One of those homes belonged to the Capangpangan family in the village of Binay. Robert and Jennibeth Capangpangan have eight children aged between four and 15. We recently returned to the Philippines to see how the family are recovering after the typhoon.
When the typhoon first passed over their village, the family sought shelter in their house made of coconut tree trunks covered in coconut leaves. Once the winds gained full strength, the house began to shake and the family had no choice but to flee to the nearby church.
The family’s possessions were lost; all that remained were a few floorboards
Under the strain of the typhoon, the house began to fall apart and the foundations collapsed. The family’s possessions were lost; all that remained were a few floorboards.
They not only lost their home and belongings, but their income too. Robert was a coconut farmer, but with the majority of coconut trees lost in the typhoon, his livelihood has gone. As a result, his wife Jennibeth has had to leave the family to work in the capital Manila.
When the winds died down, the family returned to their home and Robert tried to construct some new walls out of coconut leaves and tarpaulins provided by the local authorities. The shelter held, but it didn’t feel safe and secure enough for the family.
However, at the start of January, Robert received a shelter kit from ShelterBox, containing corrugated iron sheeting and a range of hardwearing tools. The kit enabled the family to start rebuilding their home.
Rebuilding the family home helped us get our lives back to some sort of normality
Robert said: ‘The kit means everything to us. I’ve lost my livelihood and my income, so without this kit, I wouldn’t have been able to rebuild my family’s home.’
The materials in the kit meant that Robert could start rebuilding a stronger home that was more resilient than the previous house.
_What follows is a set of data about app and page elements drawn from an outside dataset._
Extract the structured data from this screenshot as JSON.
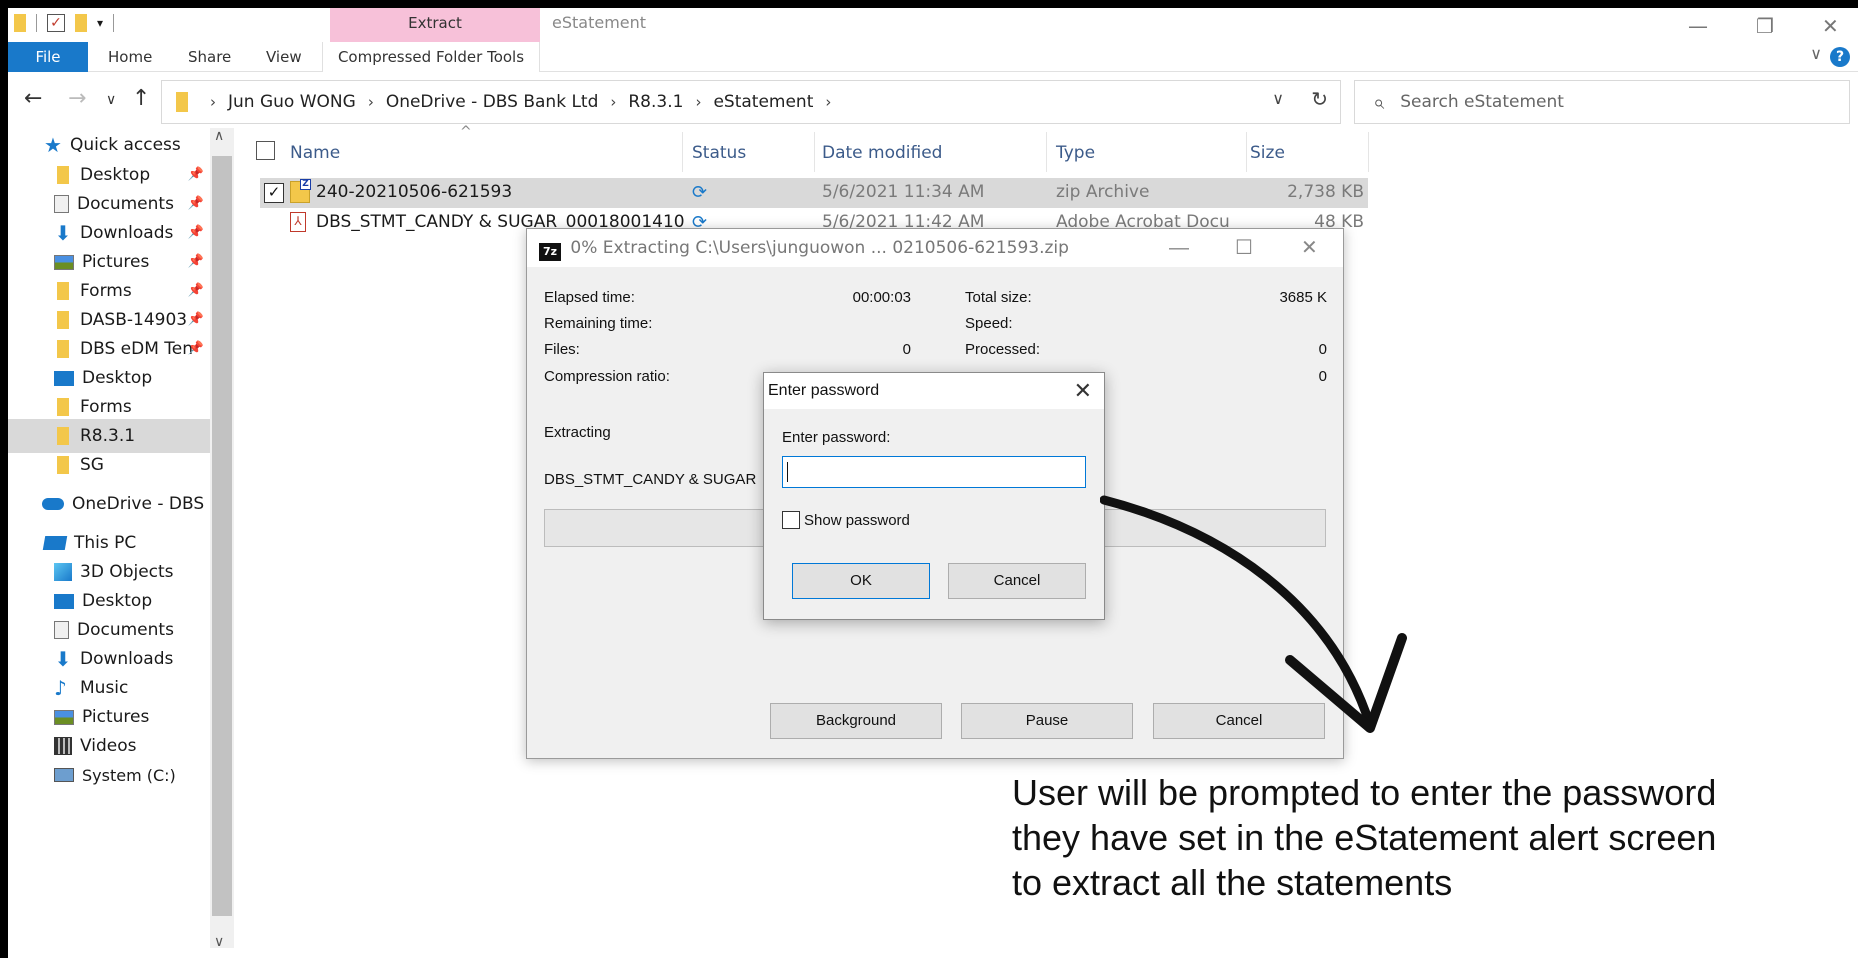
{
  "window": {
    "title": "eStatement",
    "context_tab": "Extract",
    "controls": {
      "minimize": "—",
      "restore": "❐",
      "close": "✕"
    }
  },
  "ribbon": {
    "tabs": [
      "File",
      "Home",
      "Share",
      "View"
    ],
    "context_tab": "Compressed Folder Tools",
    "help": "?"
  },
  "address": {
    "breadcrumbs": [
      "Jun Guo WONG",
      "OneDrive - DBS Bank Ltd",
      "R8.3.1",
      "eStatement"
    ],
    "search_placeholder": "Search eStatement"
  },
  "nav": {
    "items": [
      {
        "label": "Quick access",
        "icon": "star-icon"
      },
      {
        "label": "Desktop",
        "icon": "folder-icon",
        "pinned": true
      },
      {
        "label": "Documents",
        "icon": "documents-icon",
        "pinned": true
      },
      {
        "label": "Downloads",
        "icon": "download-icon",
        "pinned": true
      },
      {
        "label": "Pictures",
        "icon": "pictures-icon",
        "pinned": true
      },
      {
        "label": "Forms",
        "icon": "folder-icon",
        "pinned": true
      },
      {
        "label": "DASB-14903",
        "icon": "folder-icon",
        "pinned": true
      },
      {
        "label": "DBS eDM Ten",
        "icon": "folder-icon",
        "pinned": true
      },
      {
        "label": "Desktop",
        "icon": "desktop-icon"
      },
      {
        "label": "Forms",
        "icon": "folder-icon"
      },
      {
        "label": "R8.3.1",
        "icon": "folder-icon",
        "selected": true
      },
      {
        "label": "SG",
        "icon": "folder-icon"
      },
      {
        "label": "OneDrive - DBS Ba",
        "icon": "onedrive-icon"
      },
      {
        "label": "This PC",
        "icon": "pc-icon"
      },
      {
        "label": "3D Objects",
        "icon": "3d-objects-icon"
      },
      {
        "label": "Desktop",
        "icon": "desktop-icon"
      },
      {
        "label": "Documents",
        "icon": "documents-icon"
      },
      {
        "label": "Downloads",
        "icon": "download-icon"
      },
      {
        "label": "Music",
        "icon": "music-icon"
      },
      {
        "label": "Pictures",
        "icon": "pictures-icon"
      },
      {
        "label": "Videos",
        "icon": "videos-icon"
      },
      {
        "label": "System (C:)",
        "icon": "drive-icon"
      }
    ]
  },
  "files": {
    "columns": [
      "Name",
      "Status",
      "Date modified",
      "Type",
      "Size"
    ],
    "rows": [
      {
        "name": "240-20210506-621593",
        "status": "sync",
        "date": "5/6/2021 11:34 AM",
        "type": "zip Archive",
        "size": "2,738 KB",
        "selected": true
      },
      {
        "name": "DBS_STMT_CANDY & SUGAR_00018001410",
        "status": "sync",
        "date": "5/6/2021 11:42 AM",
        "type": "Adobe Acrobat Docu",
        "size": "48 KB"
      }
    ]
  },
  "extract_dialog": {
    "logo": "7z",
    "title": "0% Extracting C:\\Users\\junguowon ... 0210506-621593.zip",
    "elapsed_label": "Elapsed time:",
    "elapsed_value": "00:00:03",
    "remaining_label": "Remaining time:",
    "files_label": "Files:",
    "files_value": "0",
    "ratio_label": "Compression ratio:",
    "total_label": "Total size:",
    "total_value": "3685 K",
    "speed_label": "Speed:",
    "processed_label": "Processed:",
    "processed_value": "0",
    "compressed_value": "0",
    "status": "Extracting",
    "current_file": "DBS_STMT_CANDY & SUGAR",
    "progress": 0,
    "buttons": {
      "background": "Background",
      "pause": "Pause",
      "cancel": "Cancel"
    }
  },
  "password_dialog": {
    "title": "Enter password",
    "label": "Enter password:",
    "value": "",
    "show_password": "Show password",
    "ok": "OK",
    "cancel": "Cancel"
  },
  "annotation": {
    "line1": "User will be prompted to enter the password",
    "line2": "they have set in the eStatement alert screen",
    "line3": "to extract all the statements"
  }
}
They were able to reinforce the foundations and build a much sturdier roof.
Robert added: ‘Rebuilding the family home helped us get our lives back to some sort of normality. After the typhoon hit, the children were ill, but now we have a proper home again, they are well and back in school.‘
In total, your support has enabled us to distribute 900 ShelterKits to help people rebuild their homes again.